Forth Road Bridge repair wins engineering award
The project to repair damaged steelwork, which led to the closure of the Forth Road Bridge in 2015, has won a prestigious engineering award.
Amey engineers were given the Greatest Contribution to Scotland Award at the 2016 Saltire Society Civil Engineering Awards.
Judges described the repair to the "truss end link" on the bridge as "a remarkable" engineering feat.
The fault resulted in the bridge's closure on 3 December for three weeks.
The bridge, which opened in 1964, was shut after the fractured steelwork was found during an inspection three weeks before Christmas.
That resulted in major disruption to the region, with the 70,000 vehicles that use the bridge daily being diverted along a 33-mile route to the Kincardine Bridge.
Award judges said that by repairing the bridge ahead of schedule and under "extreme media, political and public scrutiny", the lives of commuters and travellers were able to return to normal after only 20 days of disruption.
Convenor of the judging panel Gordon Pomphrey, said: "The Forth Road Bridge project demonstrated a remarkable engineering achievement carried out during a period of adverse weather conditions, whilst ensuring public safety and the structural integrity of the bridge."
Speaking on behalf of Amey, major bridges director Ewan Angus said the project offered a "unique opportunity to showcase civil engineering to the nation.
He added: "We are incredibly proud of our team's achievement in reopening the bridge early in the most challenging of circumstances and of the benefit this brought to the people of Scotland."
Humza Yousaf, Minister for Transport and the Islands added: "It is fitting that the unsung heroes responsible for developing such an innovative and effective solution against a challenging deadline and under the watchful eye of a nation have been recognised for their efforts."
Also recognised at the awards was the realignment of the A82 at Pulpit Rock, which won the infrastructure award.

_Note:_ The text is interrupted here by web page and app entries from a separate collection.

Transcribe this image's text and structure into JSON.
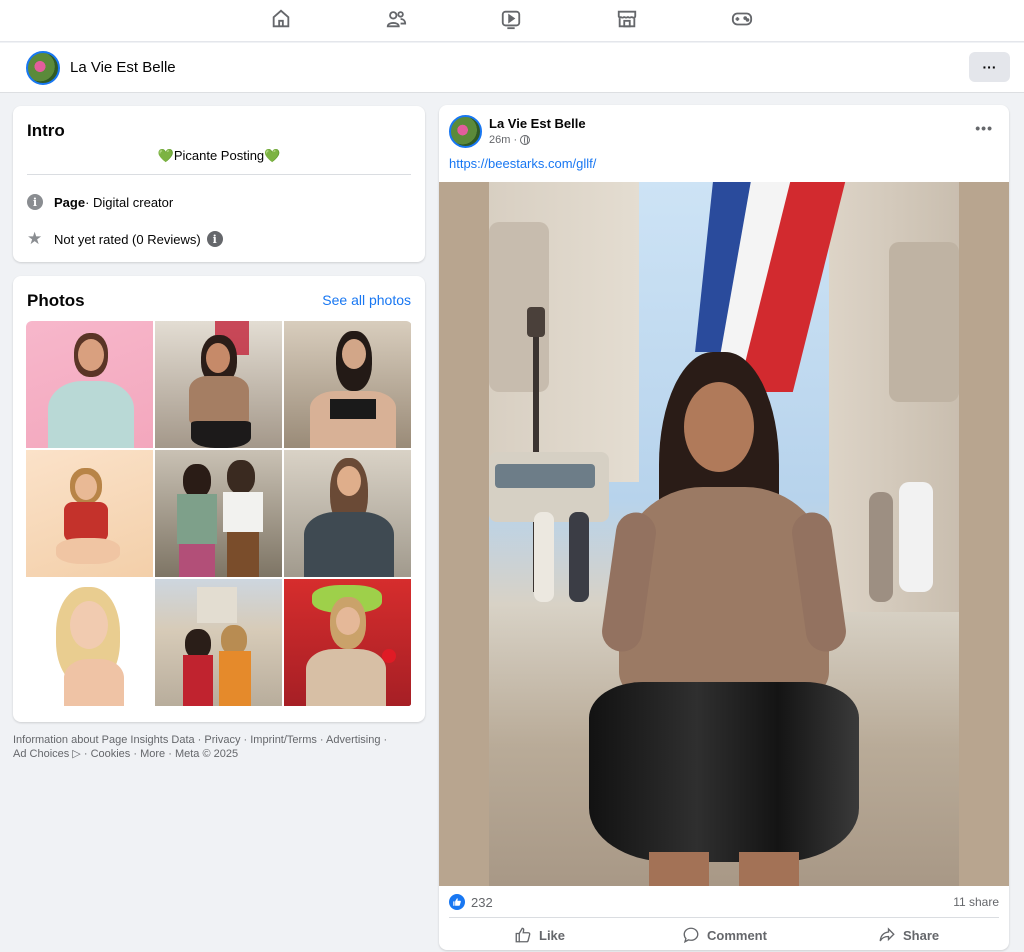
{
  "nav": {
    "icons": [
      "home-icon",
      "friends-icon",
      "video-icon",
      "marketplace-icon",
      "gaming-icon"
    ]
  },
  "page": {
    "name": "La Vie Est Belle",
    "more_label": "···"
  },
  "intro": {
    "title": "Intro",
    "bio": "💚Picante Posting💚",
    "page_type_bold": "Page",
    "page_type_rest": " · Digital creator",
    "rating": "Not yet rated (0 Reviews)"
  },
  "photos": {
    "title": "Photos",
    "see_all": "See all photos",
    "count": 9
  },
  "footer": {
    "line1": [
      "Information about Page Insights Data",
      "Privacy",
      "Imprint/Terms",
      "Advertising"
    ],
    "line2": [
      "Ad Choices ▷",
      "Cookies",
      "More",
      "Meta © 2025"
    ]
  },
  "post": {
    "author": "La Vie Est Belle",
    "time": "26m ·",
    "link": "https://beestarks.com/gllf/",
    "reaction_count": "232",
    "shares": "11 share",
    "actions": {
      "like": "Like",
      "comment": "Comment",
      "share": "Share"
    }
  },
  "colors": {
    "accent": "#1877f2",
    "background": "#f0f2f5",
    "muted_text": "#65676b"
  }
}
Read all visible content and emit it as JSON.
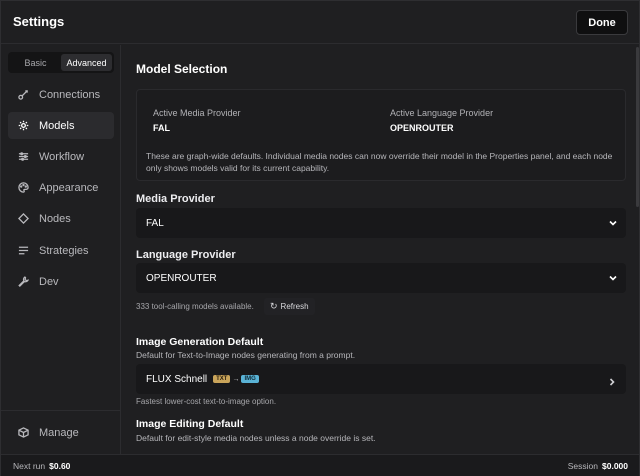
{
  "header": {
    "title": "Settings",
    "done_label": "Done"
  },
  "sidebar": {
    "mode_tabs": [
      {
        "label": "Basic",
        "active": false
      },
      {
        "label": "Advanced",
        "active": true
      }
    ],
    "items": [
      {
        "label": "Connections",
        "icon": "link-icon",
        "active": false
      },
      {
        "label": "Models",
        "icon": "gear-icon",
        "active": true
      },
      {
        "label": "Workflow",
        "icon": "sliders-icon",
        "active": false
      },
      {
        "label": "Appearance",
        "icon": "palette-icon",
        "active": false
      },
      {
        "label": "Nodes",
        "icon": "diamond-icon",
        "active": false
      },
      {
        "label": "Strategies",
        "icon": "list-icon",
        "active": false
      },
      {
        "label": "Dev",
        "icon": "wrench-icon",
        "active": false
      }
    ],
    "manage": {
      "label": "Manage",
      "icon": "cube-icon"
    }
  },
  "main": {
    "section_title": "Model Selection",
    "info": {
      "media_label": "Active Media Provider",
      "media_value": "FAL",
      "language_label": "Active Language Provider",
      "language_value": "OPENROUTER",
      "note": "These are graph-wide defaults. Individual media nodes can now override their model in the Properties panel, and each node only shows models valid for its current capability."
    },
    "media_provider": {
      "label": "Media Provider",
      "value": "FAL"
    },
    "language_provider": {
      "label": "Language Provider",
      "value": "OPENROUTER"
    },
    "models_status": "333 tool-calling models available.",
    "refresh_label": "Refresh",
    "image_generation": {
      "title": "Image Generation Default",
      "description": "Default for Text-to-Image nodes generating from a prompt.",
      "model": "FLUX Schnell",
      "badge_in": "TXT",
      "badge_arrow": "→",
      "badge_out": "IMG",
      "hint": "Fastest lower-cost text-to-image option."
    },
    "image_editing": {
      "title": "Image Editing Default",
      "description": "Default for edit-style media nodes unless a node override is set."
    }
  },
  "footer": {
    "next_run_label": "Next run",
    "next_run_value": "$0.60",
    "session_label": "Session",
    "session_value": "$0.000"
  },
  "colors": {
    "background": "#1f1f21",
    "panel": "#18181a",
    "text": "#ffffff",
    "muted": "#b6b6ba",
    "badge_txt": "#c9a45a",
    "badge_img": "#5ab3d6"
  }
}
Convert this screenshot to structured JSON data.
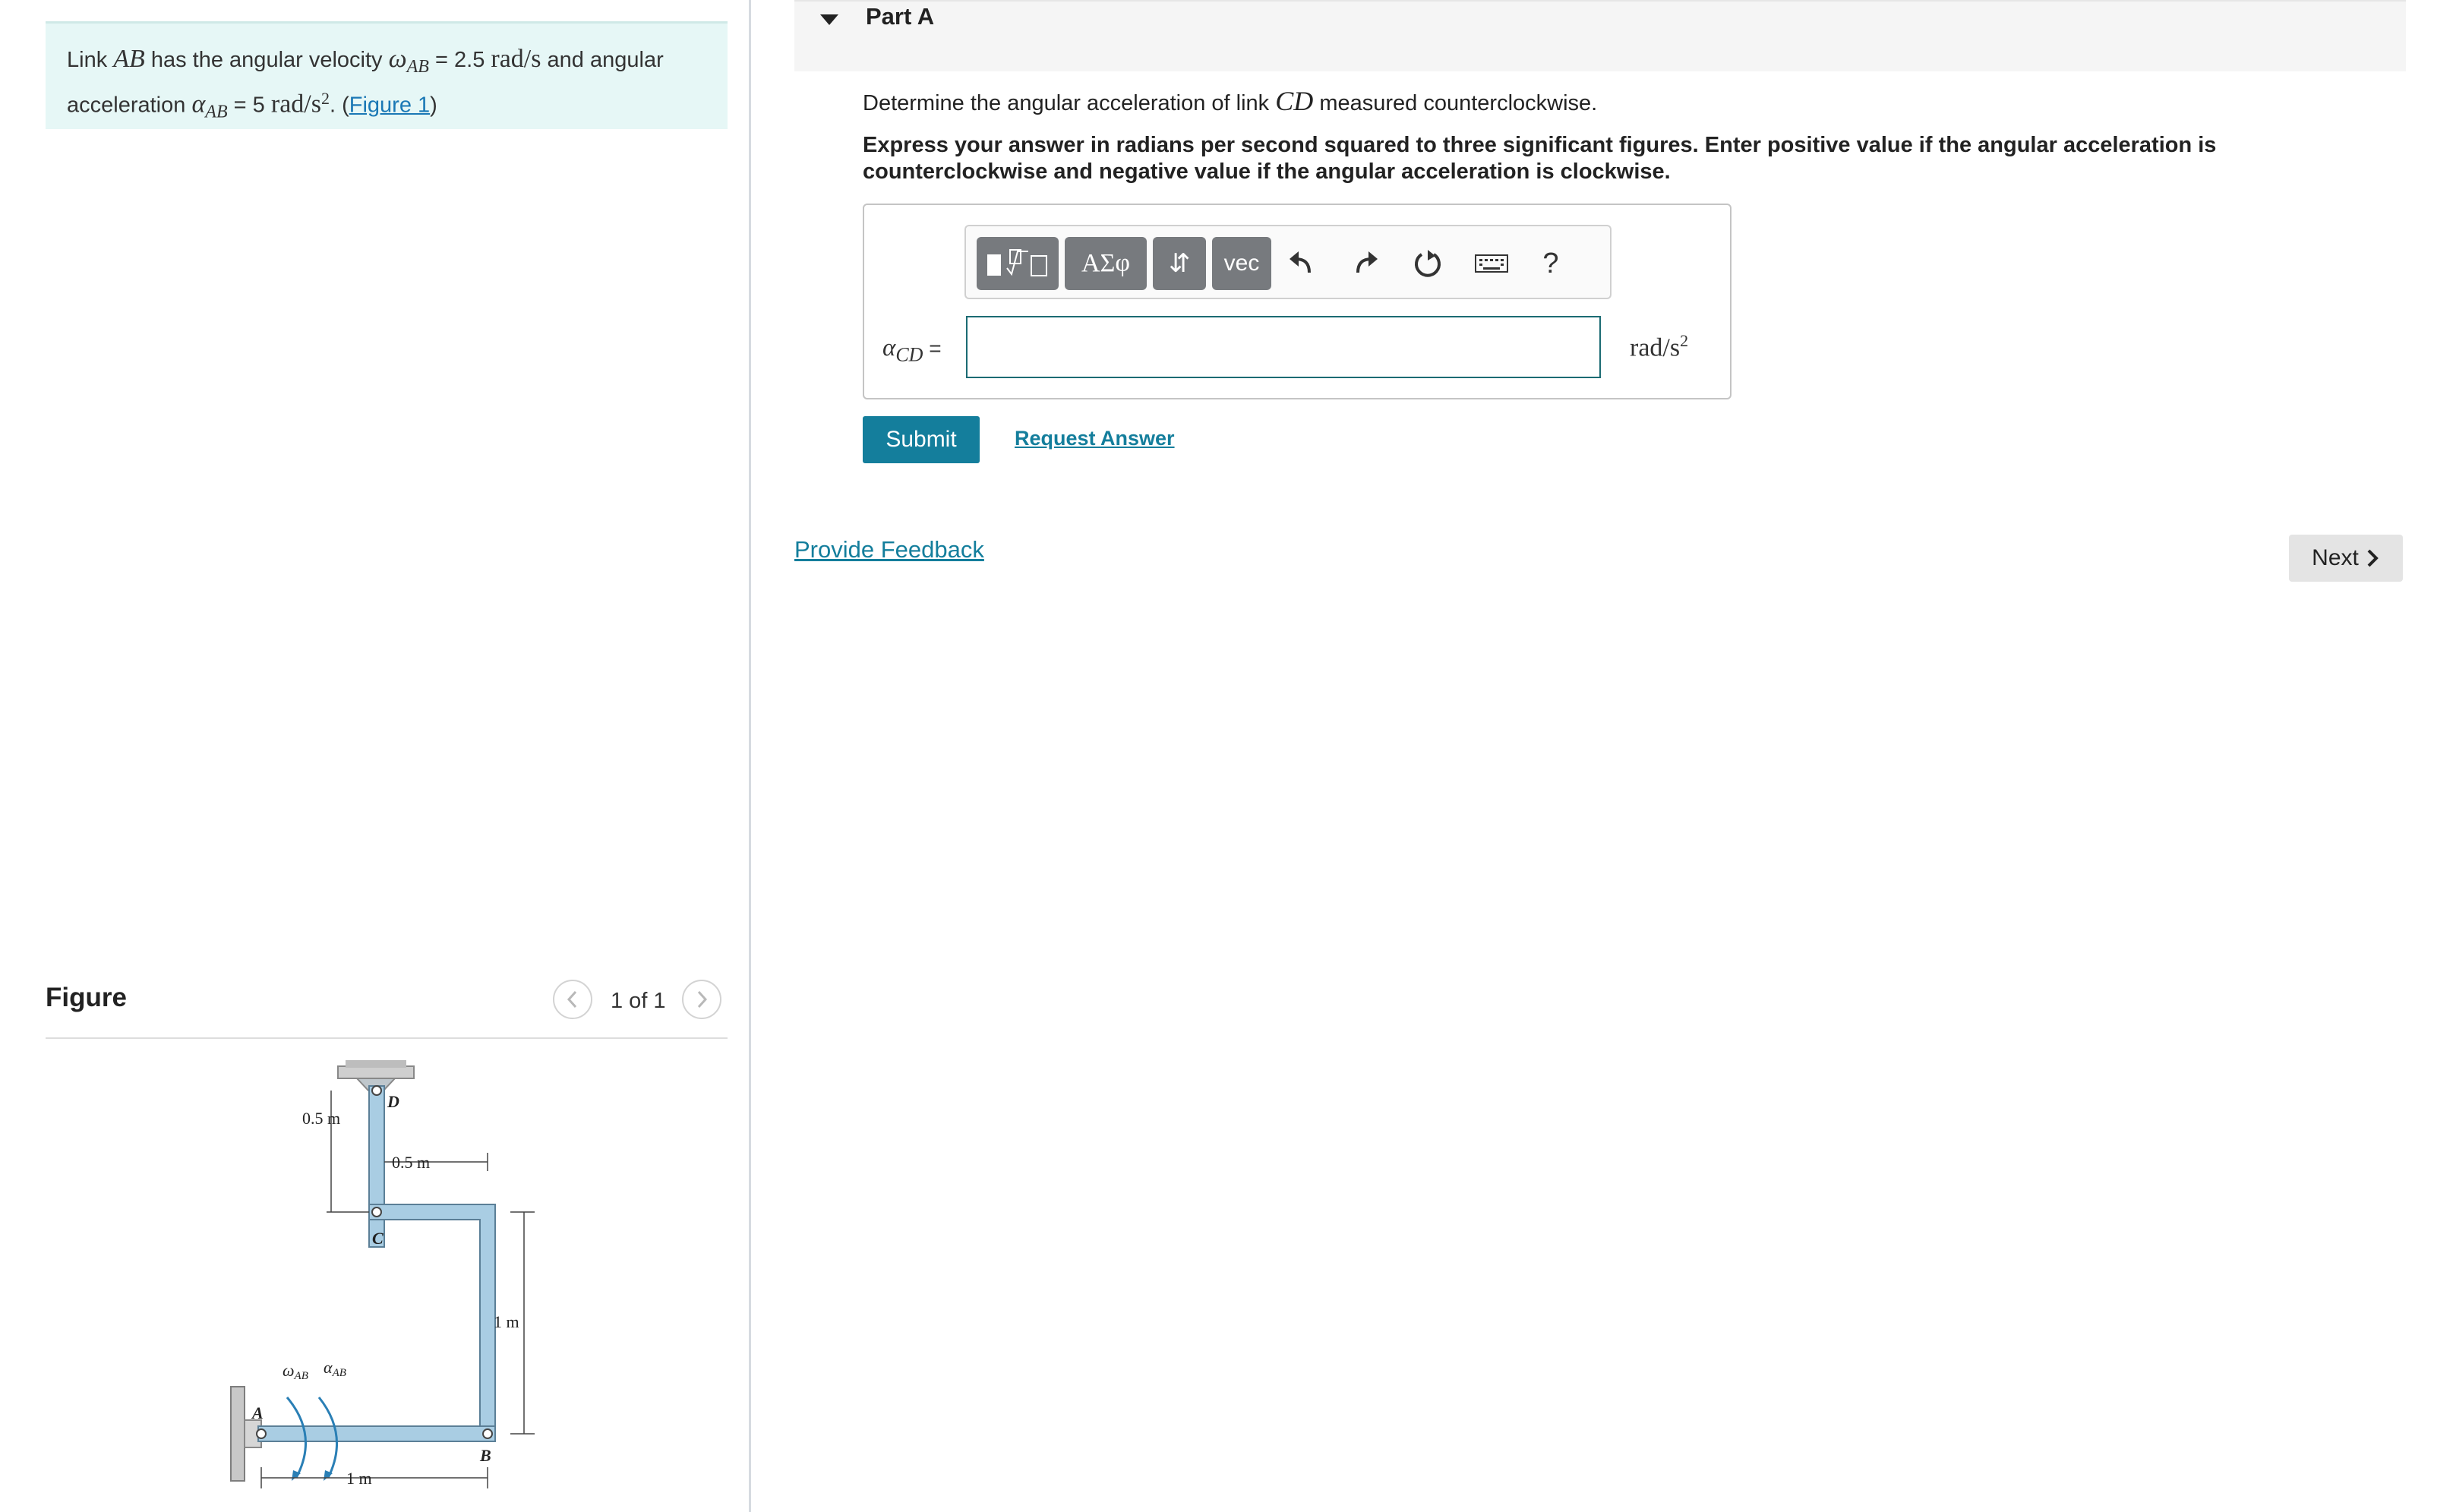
{
  "problem": {
    "intro": "Link ",
    "link_name": "AB",
    "velocity_text": " has the angular velocity ",
    "omega_symbol": "ω",
    "omega_sub": "AB",
    "omega_eq": " = 2.5 ",
    "omega_unit": "rad/s",
    "and_text": " and angular",
    "accel_text": "acceleration ",
    "alpha_symbol": "α",
    "alpha_sub": "AB",
    "alpha_eq": " = 5 ",
    "alpha_unit": "rad/s",
    "alpha_unit_exp": "2",
    "period": ". (",
    "figure_link": "Figure 1",
    "close": ")"
  },
  "figure": {
    "title": "Figure",
    "counter": "1 of 1",
    "labels": {
      "d": "D",
      "c": "C",
      "a": "A",
      "b": "B",
      "dim_cd": "0.5 m",
      "dim_top": "0.5 m",
      "dim_right": "1 m",
      "dim_bottom": "1 m",
      "omega": "ω",
      "omega_sub": "AB",
      "alpha": "α",
      "alpha_sub": "AB"
    }
  },
  "part": {
    "title": "Part A",
    "question_pre": "Determine the angular acceleration of link ",
    "question_link": "CD",
    "question_post": " measured counterclockwise.",
    "instructions": "Express your answer in radians per second squared to three significant figures. Enter positive value if the angular acceleration is counterclockwise and negative value if the angular acceleration is clockwise."
  },
  "toolbar": {
    "templates_icon": "templates-icon",
    "greek_label": "ΑΣφ",
    "arrows_label": "⇵",
    "vec_label": "vec",
    "undo_icon": "undo-icon",
    "redo_icon": "redo-icon",
    "reset_icon": "reset-icon",
    "keyboard_icon": "keyboard-icon",
    "help_label": "?"
  },
  "answer": {
    "symbol": "α",
    "sub": "CD",
    "eq": " =",
    "value": "",
    "unit": "rad/s",
    "unit_exp": "2"
  },
  "actions": {
    "submit": "Submit",
    "request_answer": "Request Answer",
    "provide_feedback": "Provide Feedback",
    "next": "Next"
  },
  "colors": {
    "accent": "#147e9c",
    "problem_bg": "#e6f7f6",
    "toolbar_button": "#777a7e",
    "link_fill": "#a9cde3"
  }
}
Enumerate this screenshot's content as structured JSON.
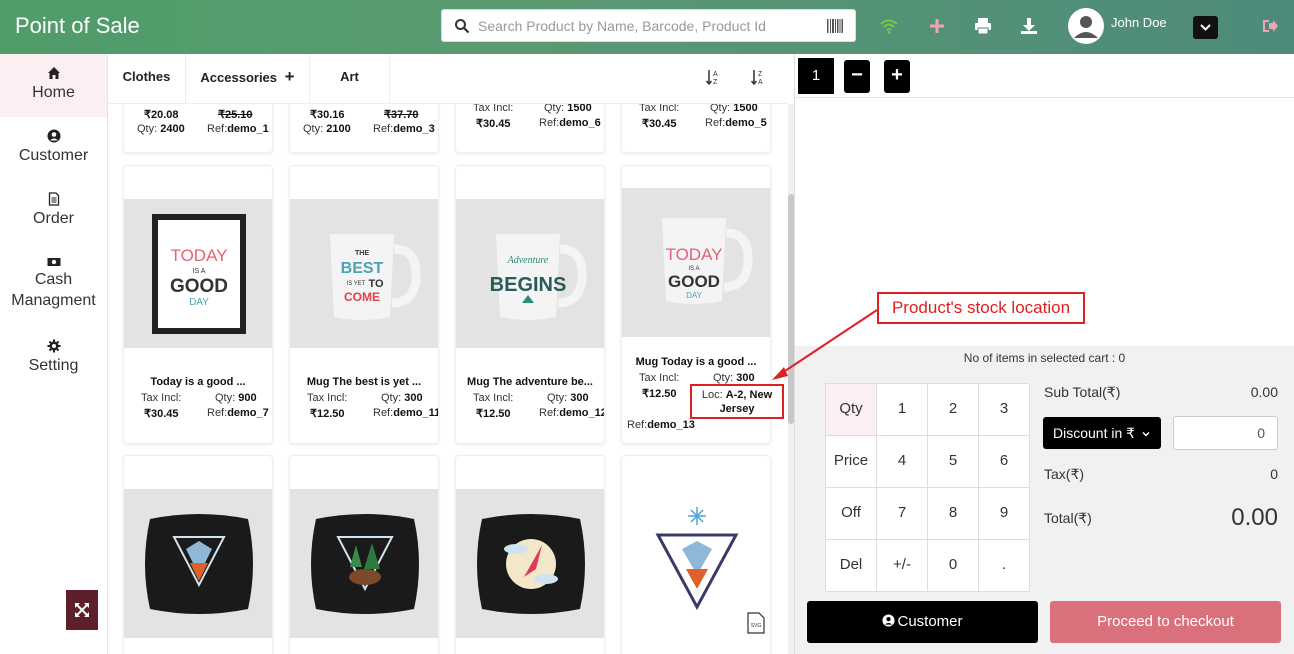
{
  "header": {
    "title": "Point of Sale",
    "search_placeholder": "Search Product by Name, Barcode, Product Id",
    "user_name": "John Doe",
    "icons": [
      "search-icon",
      "barcode-icon",
      "wifi-icon",
      "plus-icon",
      "printer-icon",
      "download-icon",
      "user-avatar-icon",
      "chevron-down-icon",
      "logout-icon"
    ],
    "colors": {
      "wifi": "#7ac943",
      "plus": "#f2a3b3"
    }
  },
  "sidebar": {
    "items": [
      {
        "label": "Home",
        "icon": "home-icon",
        "active": true
      },
      {
        "label": "Customer",
        "icon": "user-circle-icon"
      },
      {
        "label": "Order",
        "icon": "document-icon"
      },
      {
        "label": "Cash Managment",
        "icon": "money-icon"
      },
      {
        "label": "Setting",
        "icon": "gear-icon"
      }
    ]
  },
  "categories": {
    "tabs": [
      "Clothes",
      "Accessories",
      "Art"
    ],
    "accessories_add": "+",
    "sort_icons": [
      "sort-alpha-asc-icon",
      "sort-alpha-desc-icon"
    ]
  },
  "products_top": [
    {
      "price": "₹20.08",
      "old_price": "₹25.10",
      "qty_label": "Qty:",
      "qty": "2400",
      "ref_label": "Ref:",
      "ref": "demo_1"
    },
    {
      "price": "₹30.16",
      "old_price": "₹37.70",
      "qty_label": "Qty:",
      "qty": "2100",
      "ref_label": "Ref:",
      "ref": "demo_3"
    },
    {
      "tax_label": "Tax Incl:",
      "qty_label": "Qty:",
      "qty": "1500",
      "price": "₹30.45",
      "ref_label": "Ref:",
      "ref": "demo_6"
    },
    {
      "tax_label": "Tax Incl:",
      "qty_label": "Qty:",
      "qty": "1500",
      "price": "₹30.45",
      "ref_label": "Ref:",
      "ref": "demo_5"
    }
  ],
  "products_mid": [
    {
      "name": "Today is a good ...",
      "tax_label": "Tax Incl:",
      "qty_label": "Qty:",
      "qty": "900",
      "price": "₹30.45",
      "ref_label": "Ref:",
      "ref": "demo_7",
      "image": "framed-poster-today-is-a-good-day"
    },
    {
      "name": "Mug The best is yet ...",
      "tax_label": "Tax Incl:",
      "qty_label": "Qty:",
      "qty": "300",
      "price": "₹12.50",
      "ref_label": "Ref:",
      "ref": "demo_11",
      "image": "mug-the-best-is-yet-to-come"
    },
    {
      "name": "Mug The adventure be...",
      "tax_label": "Tax Incl:",
      "qty_label": "Qty:",
      "qty": "300",
      "price": "₹12.50",
      "ref_label": "Ref:",
      "ref": "demo_12",
      "image": "mug-the-adventure-begins"
    },
    {
      "name": "Mug Today is a good ...",
      "tax_label": "Tax Incl:",
      "qty_label": "Qty:",
      "qty": "300",
      "price": "₹12.50",
      "loc_label": "Loc:",
      "loc": "A-2, New Jersey",
      "ref_label": "Ref:",
      "ref": "demo_13",
      "image": "mug-today-is-a-good-day"
    }
  ],
  "products_bottom": [
    {
      "image": "cushion-fox"
    },
    {
      "image": "cushion-bear"
    },
    {
      "image": "cushion-hummingbird"
    },
    {
      "image": "fox-illustration",
      "badge_icon": "svg-file-icon"
    }
  ],
  "cart": {
    "tab": "1",
    "minus": "−",
    "plus": "+",
    "items_count_text": "No of items in selected cart : 0",
    "keypad": [
      [
        "Qty",
        "1",
        "2",
        "3"
      ],
      [
        "Price",
        "4",
        "5",
        "6"
      ],
      [
        "Off",
        "7",
        "8",
        "9"
      ],
      [
        "Del",
        "+/-",
        "0",
        "."
      ]
    ],
    "subtotal_label": "Sub Total(₹)",
    "subtotal_value": "0.00",
    "discount_label": "Discount in ₹",
    "discount_value": "0",
    "tax_label": "Tax(₹)",
    "tax_value": "0",
    "total_label": "Total(₹)",
    "total_value": "0.00",
    "customer_button": "Customer",
    "checkout_button": "Proceed to checkout"
  },
  "annotation": {
    "callout": "Product's stock location",
    "color": "#e02020"
  }
}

The A82 was reduced to a single lane more than 30 years ago following a land-slip. The project team widened the road over the 400m-long pinch point.